pronouncement. In re Adoption of Gibson, 23 Ohio
St.3d 170, 173, 492 N.E.2d 146 (1986), fn. 3; Schenley v.
Kauth, 160 Ohio St. 109, 113, 113 N.E.2d 625 (1953),
paragraph one of the syllabus. However, there is a
presumption that a motion is denied when the record is
silent. See Newman v. Al Castrucci Ford Sales, Inc.,
54 Ohio App.3d 166, 169 (1988). Here, the trial court's
pronouncement that "[A]t this point in time, I'm
going to rely on the fact that this was filed within the
statute of limitations, " and proceeding with the bench
trial are actions consistent with the motion being denied.
Accordingly, we find that the trial court denied
Appellant's motion to dismiss.
Appellant contends the trial court erred in denying his
motion to dismiss for a statutory speedy-trial violation. The
Sixth Amendment to the United States Constitution and Article
I, Section 10 of the Ohio Constitution guarantee a criminal
defendant the right to a speedy trial, and this guarantee is
implemented in R.C. 2945.71, which provides specific
statutory time limits within which a person must be brought
to trial. See Sheline, supra, at 7; State v.

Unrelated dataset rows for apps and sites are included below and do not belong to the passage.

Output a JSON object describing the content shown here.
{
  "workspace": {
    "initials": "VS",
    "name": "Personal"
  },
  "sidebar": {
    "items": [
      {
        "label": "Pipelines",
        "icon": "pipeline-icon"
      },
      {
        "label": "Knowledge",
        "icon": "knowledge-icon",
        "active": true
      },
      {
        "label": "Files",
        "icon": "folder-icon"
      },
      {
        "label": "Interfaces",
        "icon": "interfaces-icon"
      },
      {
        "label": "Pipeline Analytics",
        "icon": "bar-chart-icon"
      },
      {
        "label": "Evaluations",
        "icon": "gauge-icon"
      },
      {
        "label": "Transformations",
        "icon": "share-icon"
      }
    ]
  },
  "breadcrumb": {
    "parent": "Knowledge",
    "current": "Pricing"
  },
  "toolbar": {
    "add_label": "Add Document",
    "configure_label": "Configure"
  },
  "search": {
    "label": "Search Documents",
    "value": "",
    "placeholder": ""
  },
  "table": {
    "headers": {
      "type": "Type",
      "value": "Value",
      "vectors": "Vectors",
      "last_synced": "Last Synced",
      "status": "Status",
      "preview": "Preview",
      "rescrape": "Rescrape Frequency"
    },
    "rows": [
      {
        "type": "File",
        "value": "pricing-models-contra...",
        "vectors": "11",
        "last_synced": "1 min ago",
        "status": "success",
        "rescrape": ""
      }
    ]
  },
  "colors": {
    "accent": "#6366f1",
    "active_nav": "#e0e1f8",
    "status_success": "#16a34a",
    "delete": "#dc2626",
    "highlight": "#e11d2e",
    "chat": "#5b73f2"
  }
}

Hucks, 4th Dist. Ross No. 15CA3488, 2016-Ohio-323,
¶ 19; State v. Taylor, ...